Within the listing below, filter for "山田花子" and copy every matching line.
BEGIN MATERIAL PROVIDED
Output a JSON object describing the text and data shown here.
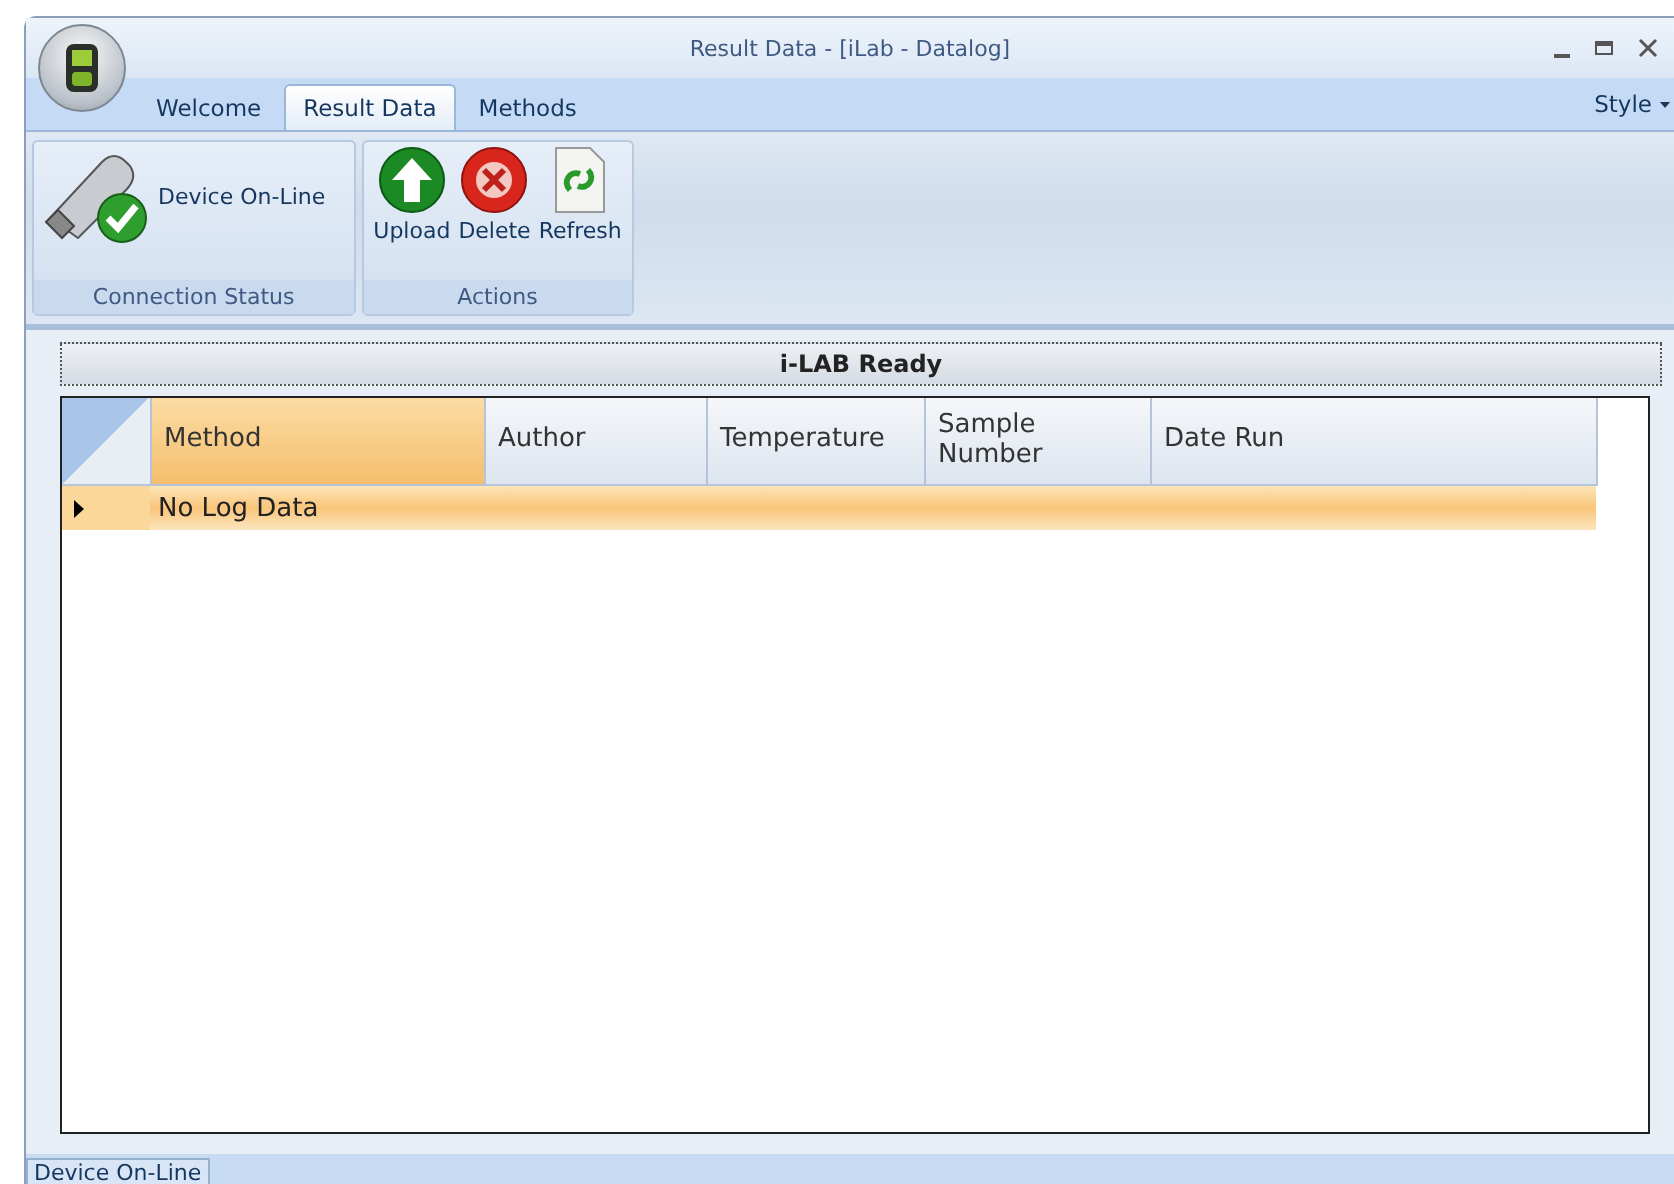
{
  "window": {
    "title": "Result Data - [iLab - Datalog]"
  },
  "tabs": [
    {
      "label": "Welcome",
      "selected": false
    },
    {
      "label": "Result Data",
      "selected": true
    },
    {
      "label": "Methods",
      "selected": false
    }
  ],
  "style_menu": {
    "label": "Style"
  },
  "ribbon_groups": [
    {
      "title": "Connection Status",
      "buttons": [
        {
          "label": "Device On-Line",
          "kind": "device"
        }
      ]
    },
    {
      "title": "Actions",
      "buttons": [
        {
          "label": "Upload",
          "kind": "upload"
        },
        {
          "label": "Delete",
          "kind": "delete"
        },
        {
          "label": "Refresh",
          "kind": "refresh"
        }
      ]
    }
  ],
  "panel": {
    "title": "i-LAB Ready"
  },
  "table": {
    "columns": [
      {
        "label": "Method",
        "selected": true
      },
      {
        "label": "Author",
        "selected": false
      },
      {
        "label": "Temperature",
        "selected": false
      },
      {
        "label": "Sample Number",
        "selected": false
      },
      {
        "label": "Date Run",
        "selected": false
      }
    ],
    "rows": [
      {
        "cells": [
          "No Log Data"
        ],
        "selected": true
      }
    ]
  },
  "status_bar": {
    "text": "Device On-Line"
  }
}
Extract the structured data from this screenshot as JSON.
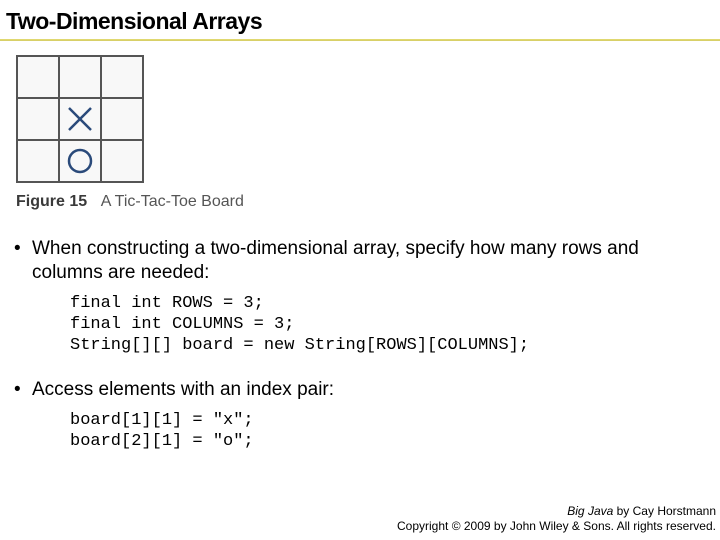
{
  "title": "Two-Dimensional Arrays",
  "figure": {
    "label": "Figure 15",
    "caption": "A Tic-Tac-Toe Board",
    "board": [
      [
        "",
        "",
        ""
      ],
      [
        "",
        "x",
        ""
      ],
      [
        "",
        "o",
        ""
      ]
    ]
  },
  "bullets": [
    {
      "text": "When constructing a two-dimensional array, specify how many rows and columns are needed:",
      "code": "final int ROWS = 3;\nfinal int COLUMNS = 3;\nString[][] board = new String[ROWS][COLUMNS];"
    },
    {
      "text": "Access elements with an index pair:",
      "code": "board[1][1] = \"x\";\nboard[2][1] = \"o\";"
    }
  ],
  "footer": {
    "book_title": "Big Java",
    "author": " by Cay Horstmann",
    "copyright": "Copyright © 2009 by John Wiley & Sons.  All rights reserved."
  }
}
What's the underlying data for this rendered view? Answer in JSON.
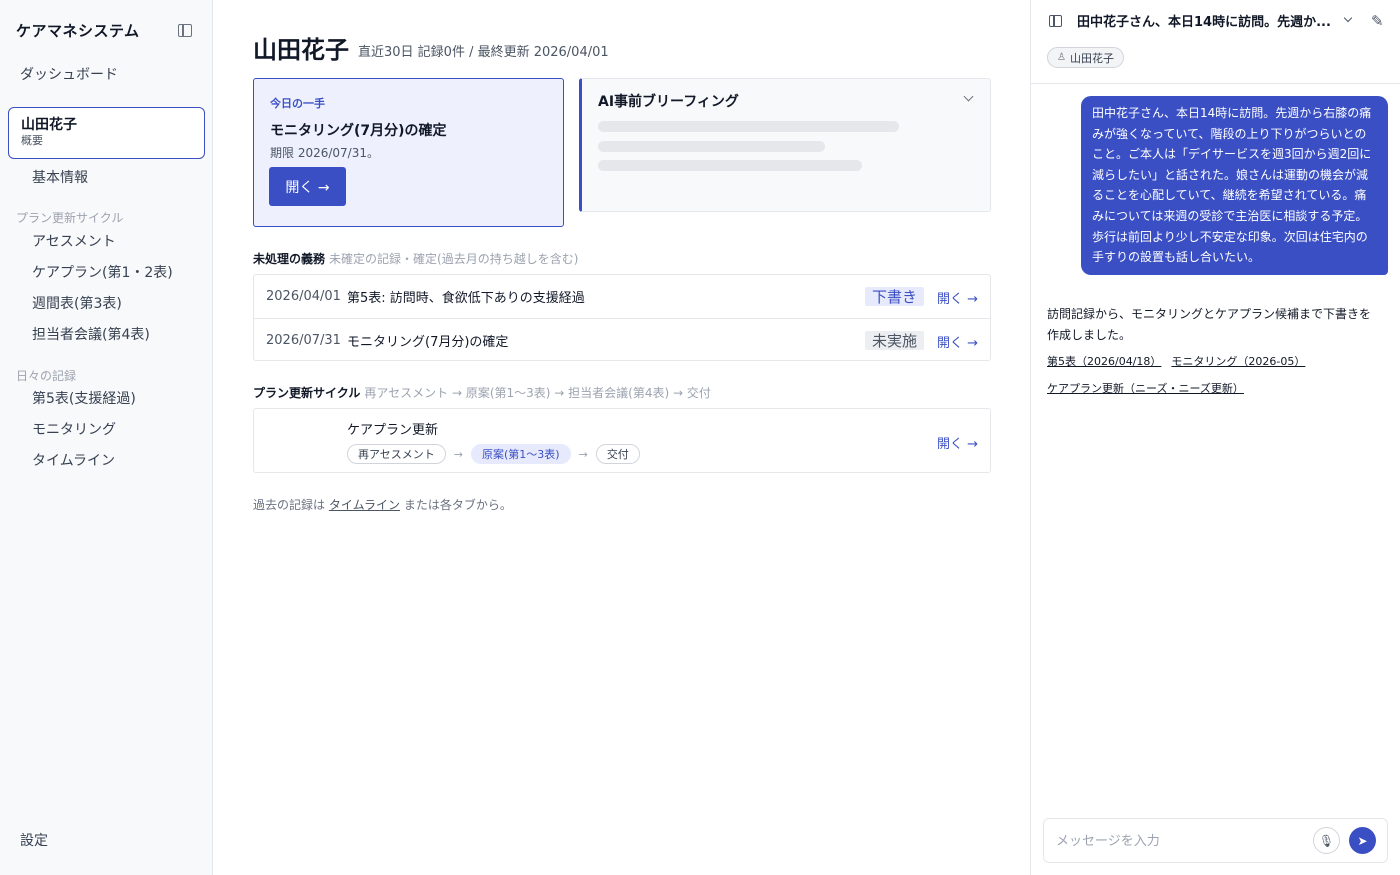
{
  "sidebar": {
    "app_title": "ケアマネシステム",
    "dashboard": "ダッシュボード",
    "patient_name": "山田花子",
    "patient_sub": "概要",
    "basic_info": "基本情報",
    "section_plan": "プラン更新サイクル",
    "plan_items": [
      "アセスメント",
      "ケアプラン(第1・2表)",
      "週間表(第3表)",
      "担当者会議(第4表)"
    ],
    "section_daily": "日々の記録",
    "daily_items": [
      "第5表(支援経過)",
      "モニタリング",
      "タイムライン"
    ],
    "settings": "設定"
  },
  "main": {
    "title": "山田花子",
    "meta": "直近30日 記録0件 / 最終更新 2026/04/01",
    "today": {
      "label": "今日の一手",
      "title": "モニタリング(7月分)の確定",
      "deadline": "期限 2026/07/31。",
      "button": "開く →"
    },
    "ai_briefing": {
      "title": "AI事前ブリーフィング"
    },
    "duties": {
      "label": "未処理の義務",
      "hint": "未確定の記録・確定(過去月の持ち越しを含む)",
      "rows": [
        {
          "date": "2026/04/01",
          "text": "第5表: 訪問時、食欲低下ありの支援経過",
          "badge": "下書き",
          "link": "開く →"
        },
        {
          "date": "2026/07/31",
          "text": "モニタリング(7月分)の確定",
          "badge": "未実施",
          "link": "開く →"
        }
      ]
    },
    "cycle": {
      "label": "プラン更新サイクル",
      "hint": "再アセスメント → 原案(第1〜3表) → 担当者会議(第4表) → 交付",
      "title": "ケアプラン更新",
      "steps": [
        "再アセスメント",
        "原案(第1〜3表)",
        "交付"
      ],
      "arrow": "→",
      "link": "開く →"
    },
    "footer": {
      "prefix": "過去の記録は",
      "link": "タイムライン",
      "suffix": "または各タブから。"
    }
  },
  "chat": {
    "title": "田中花子さん、本日14時に訪問。先週か...",
    "chip": "山田花子",
    "user_message": "田中花子さん、本日14時に訪問。先週から右膝の痛みが強くなっていて、階段の上り下りがつらいとのこと。ご本人は「デイサービスを週3回から週2回に減らしたい」と話された。娘さんは運動の機会が減ることを心配していて、継続を希望されている。痛みについては来週の受診で主治医に相談する予定。歩行は前回より少し不安定な印象。次回は住宅内の手すりの設置も話し合いたい。",
    "ai_message": "訪問記録から、モニタリングとケアプラン候補まで下書きを作成しました。",
    "links": [
      "第5表（2026/04/18）",
      "モニタリング（2026-05）",
      "ケアプラン更新（ニーズ・ニーズ更新）"
    ],
    "input_placeholder": "メッセージを入力"
  },
  "colors": {
    "accent": "#3b4fc4",
    "accent_light": "#eef1fd",
    "border": "#e5e7eb"
  }
}
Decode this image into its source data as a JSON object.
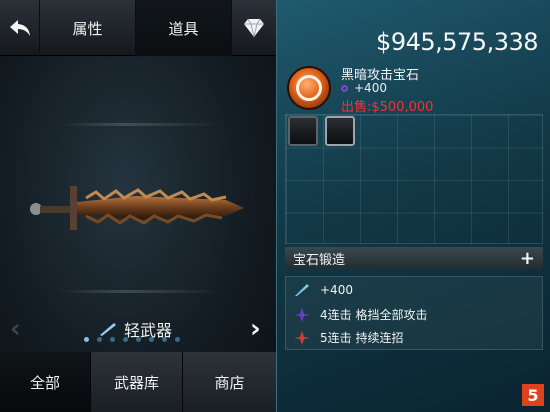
{
  "header": {
    "back_icon": "back-arrow-icon",
    "tab_attributes": "属性",
    "tab_items": "道具",
    "gem_icon": "diamond-icon"
  },
  "weapon": {
    "category_label": "轻武器",
    "carousel_total": 8,
    "carousel_active": 1
  },
  "bottom_tabs": {
    "all": "全部",
    "armory": "武器库",
    "shop": "商店"
  },
  "currency": {
    "balance": "$945,575,338"
  },
  "gem": {
    "name": "黑暗攻击宝石",
    "bonus": "+400",
    "sell_price": "出售:$500,000"
  },
  "forge": {
    "label": "宝石锻造",
    "plus": "+"
  },
  "stats": [
    {
      "icon": "blade-icon",
      "text": "+400"
    },
    {
      "icon": "purple-slash-icon",
      "text": "4连击 格挡全部攻击"
    },
    {
      "icon": "red-slash-icon",
      "text": "5连击 持续连招"
    }
  ],
  "watermark": {
    "text": "5"
  },
  "colors": {
    "accent_teal": "#1f5a6e",
    "sell_red": "#ff2e2e",
    "gem_orange": "#e0601a"
  }
}
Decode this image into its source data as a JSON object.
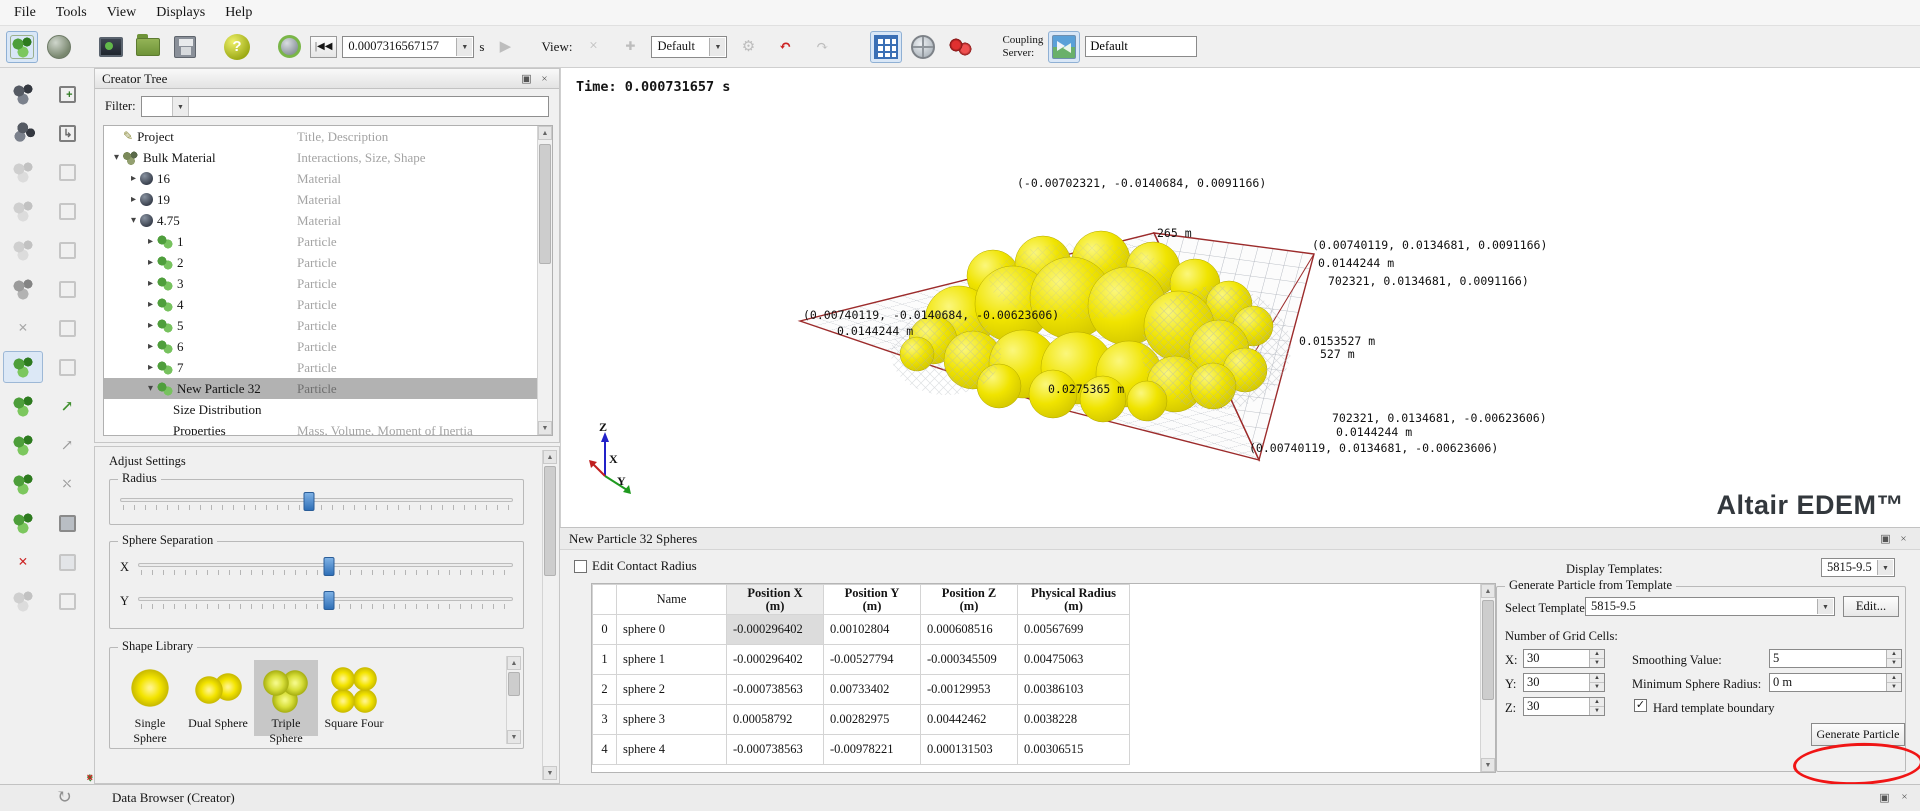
{
  "menu": {
    "items": [
      "File",
      "Tools",
      "View",
      "Displays",
      "Help"
    ]
  },
  "icons": {
    "help": "?",
    "dropdown": "▼",
    "spin_up": "▲",
    "spin_down": "▼",
    "scroll_up": "▲",
    "scroll_down": "▼",
    "check": "✓",
    "close": "×",
    "float": "▣",
    "undo": "↶",
    "redo": "↷",
    "refresh": "↻",
    "skip_back": "|◀◀",
    "play": "▶",
    "remove": "×",
    "add": "✚",
    "gear": "⚙",
    "pencil": "✎"
  },
  "toolbar": {
    "time_value": "0.0007316567157",
    "time_unit": "s",
    "view_label": "View:",
    "view_value": "Default",
    "coupling_line1": "Coupling",
    "coupling_line2": "Server:",
    "coupling_value": "Default"
  },
  "creator_tree": {
    "title": "Creator Tree",
    "filter_label": "Filter:",
    "items": [
      {
        "label": "Project",
        "desc": "Title, Description"
      },
      {
        "label": "Bulk Material",
        "desc": "Interactions, Size, Shape"
      },
      {
        "label": "16",
        "desc": "Material"
      },
      {
        "label": "19",
        "desc": "Material"
      },
      {
        "label": "4.75",
        "desc": "Material"
      },
      {
        "label": "1",
        "desc": "Particle"
      },
      {
        "label": "2",
        "desc": "Particle"
      },
      {
        "label": "3",
        "desc": "Particle"
      },
      {
        "label": "4",
        "desc": "Particle"
      },
      {
        "label": "5",
        "desc": "Particle"
      },
      {
        "label": "6",
        "desc": "Particle"
      },
      {
        "label": "7",
        "desc": "Particle"
      },
      {
        "label": "New Particle 32",
        "desc": "Particle"
      },
      {
        "label": "Size Distribution",
        "desc": ""
      },
      {
        "label": "Properties",
        "desc": "Mass, Volume, Moment of Inertia"
      }
    ]
  },
  "adjust": {
    "title": "Adjust Settings",
    "radius": "Radius",
    "separation": "Sphere Separation",
    "x": "X",
    "y": "Y",
    "library": "Shape Library",
    "shapes": [
      "Single Sphere",
      "Dual Sphere",
      "Triple Sphere",
      "Square Four"
    ]
  },
  "viewport": {
    "time": "Time: 0.000731657 s",
    "axis_z": "Z",
    "axis_x": "X",
    "axis_y": "Y",
    "watermark": "Altair EDEM™",
    "annotations": [
      "(-0.00702321, -0.0140684, 0.0091166)",
      "265 m",
      "(0.00740119, 0.0134681, 0.0091166)",
      "0.0144244 m",
      "702321, 0.0134681, 0.0091166)",
      "(0.00740119, -0.0140684, -0.00623606)",
      "0.0144244 m",
      "0.0153527 m",
      "527 m",
      "0.0275365 m",
      "702321, 0.0134681, -0.00623606)",
      "0.0144244 m",
      "(0.00740119, 0.0134681, -0.00623606)"
    ]
  },
  "spheres": {
    "title": "New Particle 32 Spheres",
    "edit_contact": "Edit Contact Radius",
    "h": {
      "name": "Name",
      "x1": "Position X",
      "x2": "(m)",
      "y1": "Position Y",
      "y2": "(m)",
      "z1": "Position Z",
      "z2": "(m)",
      "r1": "Physical Radius",
      "r2": "(m)"
    },
    "rows": [
      {
        "i": "0",
        "name": "sphere 0",
        "x": "-0.000296402",
        "y": "0.00102804",
        "z": "0.000608516",
        "r": "0.00567699"
      },
      {
        "i": "1",
        "name": "sphere 1",
        "x": "-0.000296402",
        "y": "-0.00527794",
        "z": "-0.000345509",
        "r": "0.00475063"
      },
      {
        "i": "2",
        "name": "sphere 2",
        "x": "-0.000738563",
        "y": "0.00733402",
        "z": "-0.00129953",
        "r": "0.00386103"
      },
      {
        "i": "3",
        "name": "sphere 3",
        "x": "0.00058792",
        "y": "0.00282975",
        "z": "0.00442462",
        "r": "0.0038228"
      },
      {
        "i": "4",
        "name": "sphere 4",
        "x": "-0.000738563",
        "y": "-0.00978221",
        "z": "0.000131503",
        "r": "0.00306515"
      }
    ]
  },
  "template": {
    "display_label": "Display Templates:",
    "display_value": "5815-9.5",
    "group": "Generate Particle from Template",
    "select_label": "Select Template:",
    "select_value": "5815-9.5",
    "edit": "Edit...",
    "grid_label": "Number of Grid Cells:",
    "x": "X:",
    "xv": "30",
    "y": "Y:",
    "yv": "30",
    "z": "Z:",
    "zv": "30",
    "smooth": "Smoothing Value:",
    "smoothv": "5",
    "minr": "Minimum Sphere Radius:",
    "minrv": "0 m",
    "hard": "Hard template boundary",
    "generate": "Generate Particle"
  },
  "status": {
    "title": "Data Browser (Creator)"
  }
}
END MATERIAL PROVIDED
OUTPUT FOR THIS EXERCISE:
    "patient_name": "山田花子",
    "title": "山田花子",
    "chip": "山田花子",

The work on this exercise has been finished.